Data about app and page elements
•••••

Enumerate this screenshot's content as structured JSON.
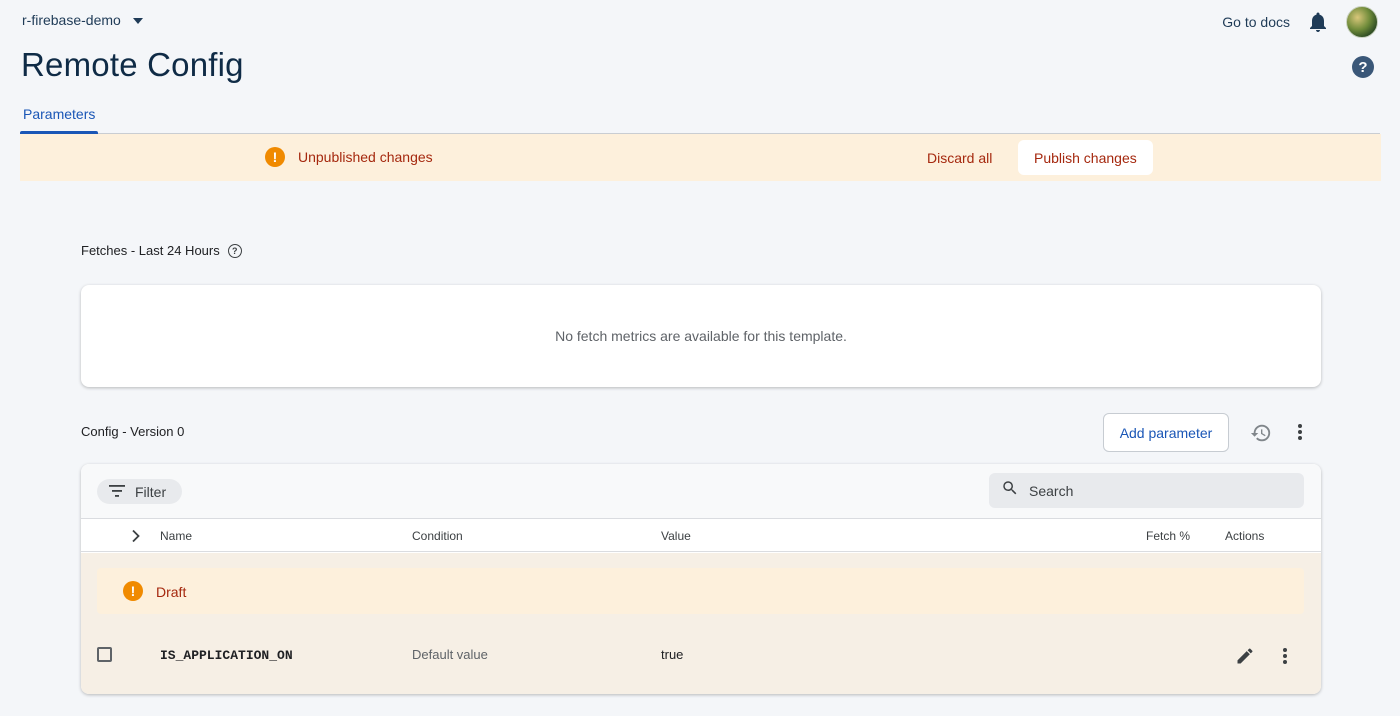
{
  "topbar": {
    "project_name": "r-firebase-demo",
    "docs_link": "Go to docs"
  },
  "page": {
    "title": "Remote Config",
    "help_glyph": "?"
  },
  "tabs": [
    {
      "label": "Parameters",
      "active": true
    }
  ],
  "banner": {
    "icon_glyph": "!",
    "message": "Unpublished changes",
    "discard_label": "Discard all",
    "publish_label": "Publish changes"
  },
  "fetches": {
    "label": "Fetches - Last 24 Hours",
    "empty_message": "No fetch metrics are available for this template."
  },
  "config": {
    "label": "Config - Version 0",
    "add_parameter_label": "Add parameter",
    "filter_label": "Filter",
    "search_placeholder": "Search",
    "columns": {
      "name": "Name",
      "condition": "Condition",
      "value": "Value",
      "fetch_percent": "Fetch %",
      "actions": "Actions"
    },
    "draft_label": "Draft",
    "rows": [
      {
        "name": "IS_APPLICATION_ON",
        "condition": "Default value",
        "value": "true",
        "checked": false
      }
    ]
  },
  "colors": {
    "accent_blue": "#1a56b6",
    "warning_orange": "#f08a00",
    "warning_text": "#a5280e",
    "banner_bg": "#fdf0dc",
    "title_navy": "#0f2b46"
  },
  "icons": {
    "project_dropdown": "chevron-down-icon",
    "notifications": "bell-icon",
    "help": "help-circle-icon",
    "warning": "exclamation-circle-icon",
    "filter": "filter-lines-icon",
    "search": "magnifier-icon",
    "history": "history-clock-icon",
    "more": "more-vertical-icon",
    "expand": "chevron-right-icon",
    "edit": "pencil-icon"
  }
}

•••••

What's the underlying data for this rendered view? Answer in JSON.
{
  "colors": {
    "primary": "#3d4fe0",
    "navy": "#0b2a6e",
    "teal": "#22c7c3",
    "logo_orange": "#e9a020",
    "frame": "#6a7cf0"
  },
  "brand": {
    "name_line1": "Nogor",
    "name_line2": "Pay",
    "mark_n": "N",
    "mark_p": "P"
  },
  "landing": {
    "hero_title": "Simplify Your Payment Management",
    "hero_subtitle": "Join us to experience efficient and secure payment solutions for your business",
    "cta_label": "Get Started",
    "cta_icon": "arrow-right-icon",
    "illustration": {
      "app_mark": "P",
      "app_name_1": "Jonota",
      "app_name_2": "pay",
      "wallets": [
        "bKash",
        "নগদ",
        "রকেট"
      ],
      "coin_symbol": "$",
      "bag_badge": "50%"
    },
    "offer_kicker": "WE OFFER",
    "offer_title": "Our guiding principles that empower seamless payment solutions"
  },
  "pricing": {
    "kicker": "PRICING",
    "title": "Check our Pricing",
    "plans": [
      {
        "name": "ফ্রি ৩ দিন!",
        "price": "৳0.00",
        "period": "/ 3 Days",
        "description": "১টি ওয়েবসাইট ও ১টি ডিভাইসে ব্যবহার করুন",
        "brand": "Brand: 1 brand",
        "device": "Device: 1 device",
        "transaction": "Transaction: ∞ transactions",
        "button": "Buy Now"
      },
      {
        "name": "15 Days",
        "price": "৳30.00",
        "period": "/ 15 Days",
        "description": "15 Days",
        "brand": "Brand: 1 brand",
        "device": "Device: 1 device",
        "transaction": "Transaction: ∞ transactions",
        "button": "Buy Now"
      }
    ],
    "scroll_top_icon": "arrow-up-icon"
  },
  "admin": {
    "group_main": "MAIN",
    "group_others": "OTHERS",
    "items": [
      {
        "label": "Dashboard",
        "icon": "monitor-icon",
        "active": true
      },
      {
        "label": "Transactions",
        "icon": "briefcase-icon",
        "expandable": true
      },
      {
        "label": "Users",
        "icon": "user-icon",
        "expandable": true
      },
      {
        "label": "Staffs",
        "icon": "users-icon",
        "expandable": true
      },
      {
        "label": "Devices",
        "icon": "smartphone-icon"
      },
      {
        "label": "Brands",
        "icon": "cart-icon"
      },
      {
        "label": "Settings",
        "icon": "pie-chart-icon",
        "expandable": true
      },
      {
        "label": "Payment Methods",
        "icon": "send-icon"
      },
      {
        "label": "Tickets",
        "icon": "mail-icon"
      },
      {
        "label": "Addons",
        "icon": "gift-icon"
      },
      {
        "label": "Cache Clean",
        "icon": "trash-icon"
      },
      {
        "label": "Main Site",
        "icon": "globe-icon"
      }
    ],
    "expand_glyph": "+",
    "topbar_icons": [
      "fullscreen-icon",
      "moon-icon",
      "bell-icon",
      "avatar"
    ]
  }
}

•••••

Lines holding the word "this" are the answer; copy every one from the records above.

Enumerate this screenshot's content as structured JSON.
    "empty_message": "No fetch metrics are available for this template."
What's the underlying data for this rendered view? Answer in JSON.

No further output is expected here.